What viewing sporting events “over-the-top” or on your mobile device through Facebook or YouTube does is throw a potential wrench into the mechanics of how lucrative these long-term deals will be. As viewership’s habits shift towards using “over-the-top” applications already embedded within SmartTVs or Set Top Boxes (STB) like AppleTV or FireTV, it in effect drive down advertisement revenue for the main broadcast on cable and/or broadcast television.
All of this adds up to a potential problem for the cost structure of the deals professional leagues and content providers currently have. The NFL and NBA have gone on record multiple times in the past few years stating their commitment to TV broadcasts as their primary means of distributing their content, but many of their moves are positioning themselves in preparation of cable viewers “debundling” their cable channels from large 200+ channel bundles currently sold to consumers to a segment of 10-20 channels each viewer demeans important. Some so called “cord-cutters” have gotten rid of their cable subscription all together had have opted to solely subscribe to streaming services such as Netflix and Hulu. Giving cable-cutters heart, there has been talk of Apple and Google each providing a “multichannel video package” (MCVP) through their individual STBs that would provide network content through the internet for a nominal subscription fee.
While the large professional sports associations have not fully committed to new digital media platforms for fear of harming their cash-cow deals with network television, other consortiums like the UFC have fully embraced social media marketing and video streaming as ways to reach their core (and often coveted) viewer: The Millennial. UFC fights were broadcasted for free via Facebook starting in 2012 and now can be found across multiple video streaming platforms. As conventional boxing continues to fall out of favor of younger generations, UFC looks to connect with a broad spectrum of viewers through a free content disrupting the current pay-per-view deals for billed fights.
User-generated live streaming services Meerkat and Periscope add another threat layer to the horizon for conventional video content deals. These services allow individual users to live stream video of events from their smartphones, relying heavily on targeted advertisements and heuristics gathered from viewers for revenue. Television set and STB manufacturers, like LG, Samsung and Vizio, have embedded TV viewership collection technologies. This viewership data tracking technology follows a viewer’s program and network preferences and combines it with demographic data such as age, gender and ethnicity to create ads that are more effective for a particular consumer segment. These practices also create huge privacy concerns — Would fans want the NFL to know your preferred beer or what type of deodorant you wear?

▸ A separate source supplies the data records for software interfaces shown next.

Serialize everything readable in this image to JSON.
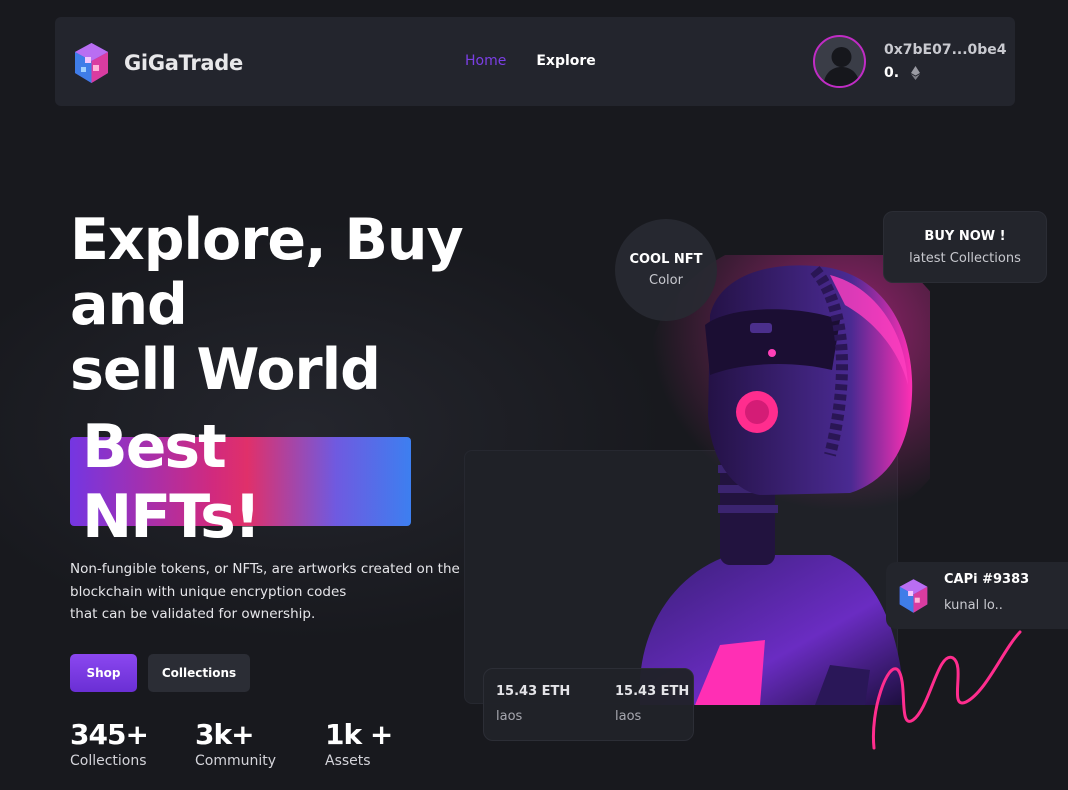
{
  "navbar": {
    "brand": "GiGaTrade",
    "links": [
      {
        "label": "Home",
        "active": true
      },
      {
        "label": "Explore",
        "active": false
      }
    ],
    "wallet_address": "0x7bE07...0be4",
    "wallet_balance": "0.",
    "balance_icon": "ethereum-icon"
  },
  "hero": {
    "title_lines": [
      "Explore, Buy",
      "and",
      "sell World"
    ],
    "highlight": "Best NFTs!",
    "description_lines": [
      "Non-fungible tokens, or NFTs, are artworks created on the",
      "blockchain with unique encryption codes",
      "that can be validated for ownership."
    ],
    "buttons": {
      "shop": "Shop",
      "collections": "Collections"
    },
    "stats": [
      {
        "value": "345+",
        "label": "Collections"
      },
      {
        "value": "3k+",
        "label": "Community"
      },
      {
        "value": "1k +",
        "label": "Assets"
      }
    ]
  },
  "visual": {
    "cool_badge": {
      "title": "COOL NFT",
      "subtitle": "Color"
    },
    "buy_card": {
      "title": "BUY NOW !",
      "subtitle": "latest Collections"
    },
    "capi_card": {
      "title": "CAPi #9383",
      "subtitle": "kunal lo.."
    },
    "eth_items": [
      {
        "value": "15.43 ETH",
        "label": "laos"
      },
      {
        "value": "15.43 ETH",
        "label": "laos"
      }
    ]
  },
  "colors": {
    "background": "#18191e",
    "navbar": "#23252d",
    "accent_purple": "#7b3fe4",
    "accent_pink": "#e0306a",
    "accent_blue": "#3d7ff0"
  }
}
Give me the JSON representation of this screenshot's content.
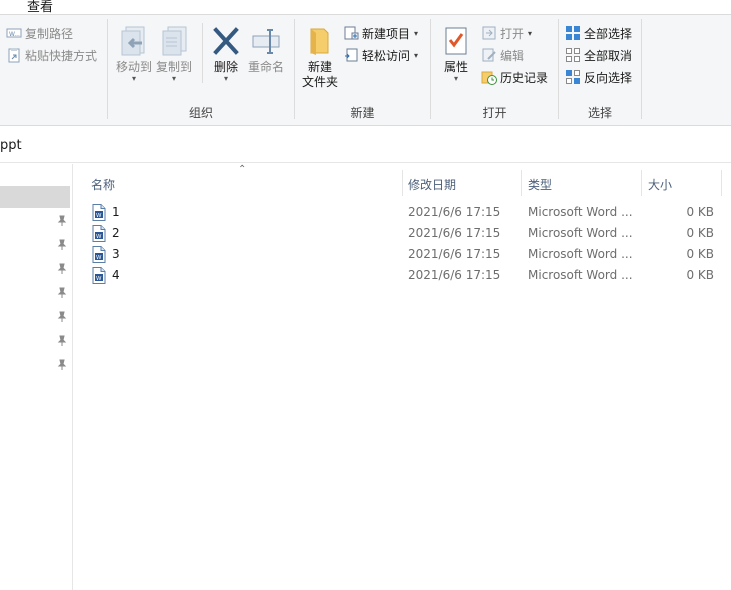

Nobody knows how we will be watching Super Bowl LIX in 2025, but we are seeing the twilight of the dominance of network television deals out of New York City and the dawn of a new age of sports video content with a new set of players out of Silicon Valley.